I have been bemused for many years by the peculiar mindset represented by DC centrism. I have written about it a number of times over the years, in my book The Progressive Revolution: How The Best In America Came To Be, and in many of my blog posts. DC Centrism embraces what the political establishment, especially including the big special interests who tend to control this town, thinks is right, even when the vast majority of Americans are opposed to it.
For example, cutting Social Security, something 80% of Americans oppose, is a classic example of DC centrism. Another example is focusing obsessively about the deficit while ignoring new measures to create jobs, which is the reverse of what voters want the government to focus on. Bailing out, and now subsidizing, the Too Big To Fail banks is yet another example. And these three examples really just scratch the surface- there are so many ways that DC Centrism is different from what the centrist position of real voters is.

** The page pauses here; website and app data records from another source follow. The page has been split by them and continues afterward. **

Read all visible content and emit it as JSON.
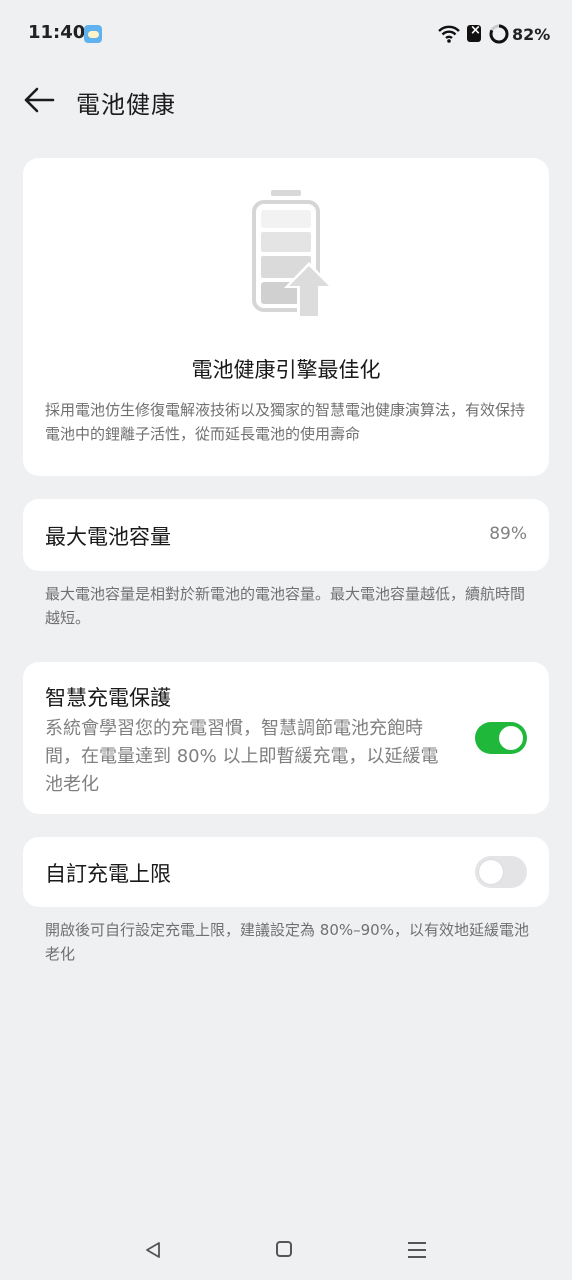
{
  "status_bar": {
    "time": "11:40",
    "battery_percent": "82%",
    "battery_level": 0.82,
    "icons": [
      "weather-icon",
      "wifi-icon",
      "sim-icon",
      "battery-ring-icon"
    ]
  },
  "header": {
    "title": "電池健康"
  },
  "hero": {
    "title": "電池健康引擎最佳化",
    "description": "採用電池仿生修復電解液技術以及獨家的智慧電池健康演算法，有效保持電池中的鋰離子活性，從而延長電池的使用壽命"
  },
  "capacity": {
    "label": "最大電池容量",
    "value": "89%",
    "note": "最大電池容量是相對於新電池的電池容量。最大電池容量越低，續航時間越短。"
  },
  "smart_charging": {
    "label": "智慧充電保護",
    "description": "系統會學習您的充電習慣，智慧調節電池充飽時間，在電量達到 80% 以上即暫緩充電，以延緩電池老化",
    "enabled": true
  },
  "charge_limit": {
    "label": "自訂充電上限",
    "enabled": false,
    "note": "開啟後可自行設定充電上限，建議設定為 80%–90%，以有效地延緩電池老化"
  },
  "colors": {
    "background": "#eff0f2",
    "card": "#ffffff",
    "switch_on": "#1fb83b",
    "switch_off": "#e4e4e6"
  },
  "nav": {
    "icons": [
      "nav-back-icon",
      "nav-home-icon",
      "nav-menu-icon"
    ]
  }
}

I was thinking about all this again over the last week while I was out in my home state of Nebraska, where the Senate and Governor races are wide open. While traveling around the state talking politics with folks, I was also doing email conversations with friends about the South Dakota, Montana, Iowa, Minnesota, and Oregon Senate races. In all of these cases, the political situation goes against DC conventional wisdom, as candidates and potential candidates scramble the usual political labels and dynamics. Let’s look at the situation in all of these races.